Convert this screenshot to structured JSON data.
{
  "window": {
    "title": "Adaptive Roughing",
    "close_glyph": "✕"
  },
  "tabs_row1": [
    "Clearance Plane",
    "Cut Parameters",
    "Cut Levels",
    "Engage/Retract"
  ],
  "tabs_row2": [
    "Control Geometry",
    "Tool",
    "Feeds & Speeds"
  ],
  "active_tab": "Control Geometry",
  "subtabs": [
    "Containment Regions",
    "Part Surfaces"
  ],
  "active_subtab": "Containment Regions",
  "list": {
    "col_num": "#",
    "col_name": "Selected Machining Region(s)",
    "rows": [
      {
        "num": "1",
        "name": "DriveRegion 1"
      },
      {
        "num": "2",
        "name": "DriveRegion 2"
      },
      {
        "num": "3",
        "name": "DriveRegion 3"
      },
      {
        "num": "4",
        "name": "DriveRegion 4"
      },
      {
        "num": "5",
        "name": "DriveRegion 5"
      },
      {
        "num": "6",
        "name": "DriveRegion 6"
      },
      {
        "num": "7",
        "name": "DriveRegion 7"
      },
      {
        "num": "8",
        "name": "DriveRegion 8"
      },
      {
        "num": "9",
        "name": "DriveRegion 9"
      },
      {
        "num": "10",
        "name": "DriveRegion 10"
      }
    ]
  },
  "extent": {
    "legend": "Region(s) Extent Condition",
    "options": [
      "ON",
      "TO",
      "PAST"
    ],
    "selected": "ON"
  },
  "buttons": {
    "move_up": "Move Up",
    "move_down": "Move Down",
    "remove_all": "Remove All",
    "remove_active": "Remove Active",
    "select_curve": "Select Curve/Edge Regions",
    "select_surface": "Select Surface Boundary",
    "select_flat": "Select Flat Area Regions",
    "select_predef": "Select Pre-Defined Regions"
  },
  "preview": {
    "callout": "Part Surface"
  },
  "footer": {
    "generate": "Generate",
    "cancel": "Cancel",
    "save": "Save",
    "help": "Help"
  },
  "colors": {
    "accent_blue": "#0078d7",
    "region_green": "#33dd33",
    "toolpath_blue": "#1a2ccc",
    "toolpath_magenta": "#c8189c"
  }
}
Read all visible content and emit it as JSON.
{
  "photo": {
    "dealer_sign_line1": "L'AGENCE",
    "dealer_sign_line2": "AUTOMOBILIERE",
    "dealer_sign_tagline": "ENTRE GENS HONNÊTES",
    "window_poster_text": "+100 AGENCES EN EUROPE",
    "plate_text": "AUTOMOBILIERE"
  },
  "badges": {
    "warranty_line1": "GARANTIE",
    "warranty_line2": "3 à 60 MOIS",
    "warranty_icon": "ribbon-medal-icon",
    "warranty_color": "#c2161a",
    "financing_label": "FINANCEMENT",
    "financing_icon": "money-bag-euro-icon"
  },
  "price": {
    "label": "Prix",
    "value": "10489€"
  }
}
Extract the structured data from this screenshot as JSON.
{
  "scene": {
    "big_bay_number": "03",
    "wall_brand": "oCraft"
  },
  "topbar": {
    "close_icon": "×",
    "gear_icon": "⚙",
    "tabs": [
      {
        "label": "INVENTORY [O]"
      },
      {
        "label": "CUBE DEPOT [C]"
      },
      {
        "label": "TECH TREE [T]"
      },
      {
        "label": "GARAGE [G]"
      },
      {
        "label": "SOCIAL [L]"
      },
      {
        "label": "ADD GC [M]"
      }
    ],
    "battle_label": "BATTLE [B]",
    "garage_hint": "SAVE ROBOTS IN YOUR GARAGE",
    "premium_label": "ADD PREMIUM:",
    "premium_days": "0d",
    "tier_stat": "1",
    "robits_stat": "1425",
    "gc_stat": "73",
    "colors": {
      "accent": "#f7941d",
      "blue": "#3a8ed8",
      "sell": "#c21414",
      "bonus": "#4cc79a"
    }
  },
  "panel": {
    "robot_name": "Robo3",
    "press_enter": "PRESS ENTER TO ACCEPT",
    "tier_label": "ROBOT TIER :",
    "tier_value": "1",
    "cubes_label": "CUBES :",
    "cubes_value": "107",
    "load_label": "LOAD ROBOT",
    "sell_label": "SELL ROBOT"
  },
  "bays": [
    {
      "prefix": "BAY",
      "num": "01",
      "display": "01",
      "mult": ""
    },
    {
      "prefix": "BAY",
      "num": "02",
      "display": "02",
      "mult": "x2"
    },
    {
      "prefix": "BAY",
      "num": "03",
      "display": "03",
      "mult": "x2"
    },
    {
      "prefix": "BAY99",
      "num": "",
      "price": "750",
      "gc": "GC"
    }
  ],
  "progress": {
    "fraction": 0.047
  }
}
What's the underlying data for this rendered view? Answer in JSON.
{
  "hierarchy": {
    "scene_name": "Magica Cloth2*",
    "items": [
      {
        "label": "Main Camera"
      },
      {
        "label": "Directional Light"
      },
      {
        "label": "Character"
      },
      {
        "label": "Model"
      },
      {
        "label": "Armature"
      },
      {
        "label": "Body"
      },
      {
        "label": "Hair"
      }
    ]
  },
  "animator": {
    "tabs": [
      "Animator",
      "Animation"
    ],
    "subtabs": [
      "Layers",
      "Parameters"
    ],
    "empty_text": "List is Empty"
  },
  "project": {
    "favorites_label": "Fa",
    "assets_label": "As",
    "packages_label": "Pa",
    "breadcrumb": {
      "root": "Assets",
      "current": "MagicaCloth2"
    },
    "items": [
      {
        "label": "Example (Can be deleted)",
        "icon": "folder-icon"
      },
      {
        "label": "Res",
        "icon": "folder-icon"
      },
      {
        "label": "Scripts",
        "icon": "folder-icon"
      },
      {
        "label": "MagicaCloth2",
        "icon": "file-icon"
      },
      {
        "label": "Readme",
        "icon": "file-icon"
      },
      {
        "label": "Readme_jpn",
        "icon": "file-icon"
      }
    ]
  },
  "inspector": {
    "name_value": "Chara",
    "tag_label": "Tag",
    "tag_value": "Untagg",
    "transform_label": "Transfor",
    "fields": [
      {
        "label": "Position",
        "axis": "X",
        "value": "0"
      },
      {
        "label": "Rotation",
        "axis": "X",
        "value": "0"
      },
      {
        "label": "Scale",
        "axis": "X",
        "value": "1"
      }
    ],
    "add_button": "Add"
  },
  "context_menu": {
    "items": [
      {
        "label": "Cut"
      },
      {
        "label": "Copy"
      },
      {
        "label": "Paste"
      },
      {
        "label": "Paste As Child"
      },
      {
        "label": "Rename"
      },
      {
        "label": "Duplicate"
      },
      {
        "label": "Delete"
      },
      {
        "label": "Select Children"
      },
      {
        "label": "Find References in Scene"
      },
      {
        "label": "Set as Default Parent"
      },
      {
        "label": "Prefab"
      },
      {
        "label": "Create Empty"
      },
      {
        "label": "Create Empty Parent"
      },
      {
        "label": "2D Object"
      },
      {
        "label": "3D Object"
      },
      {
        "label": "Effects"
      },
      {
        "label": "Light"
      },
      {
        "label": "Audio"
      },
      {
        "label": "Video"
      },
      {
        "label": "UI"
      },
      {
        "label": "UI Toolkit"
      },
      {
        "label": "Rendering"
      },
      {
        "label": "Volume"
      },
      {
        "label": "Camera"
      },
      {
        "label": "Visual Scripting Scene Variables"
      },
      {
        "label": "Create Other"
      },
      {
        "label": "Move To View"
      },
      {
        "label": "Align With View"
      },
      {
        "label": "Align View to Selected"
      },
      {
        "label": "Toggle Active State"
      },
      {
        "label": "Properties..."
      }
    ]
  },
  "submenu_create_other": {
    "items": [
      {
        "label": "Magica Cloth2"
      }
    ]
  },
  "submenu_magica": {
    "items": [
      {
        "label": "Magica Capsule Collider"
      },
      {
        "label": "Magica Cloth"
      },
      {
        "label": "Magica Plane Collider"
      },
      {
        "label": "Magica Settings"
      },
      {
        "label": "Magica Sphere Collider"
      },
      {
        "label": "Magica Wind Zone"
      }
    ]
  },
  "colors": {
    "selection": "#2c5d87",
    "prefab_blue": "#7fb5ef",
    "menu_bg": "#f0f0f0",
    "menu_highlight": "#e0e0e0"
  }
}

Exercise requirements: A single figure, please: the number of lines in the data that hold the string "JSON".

Exercise answer: 4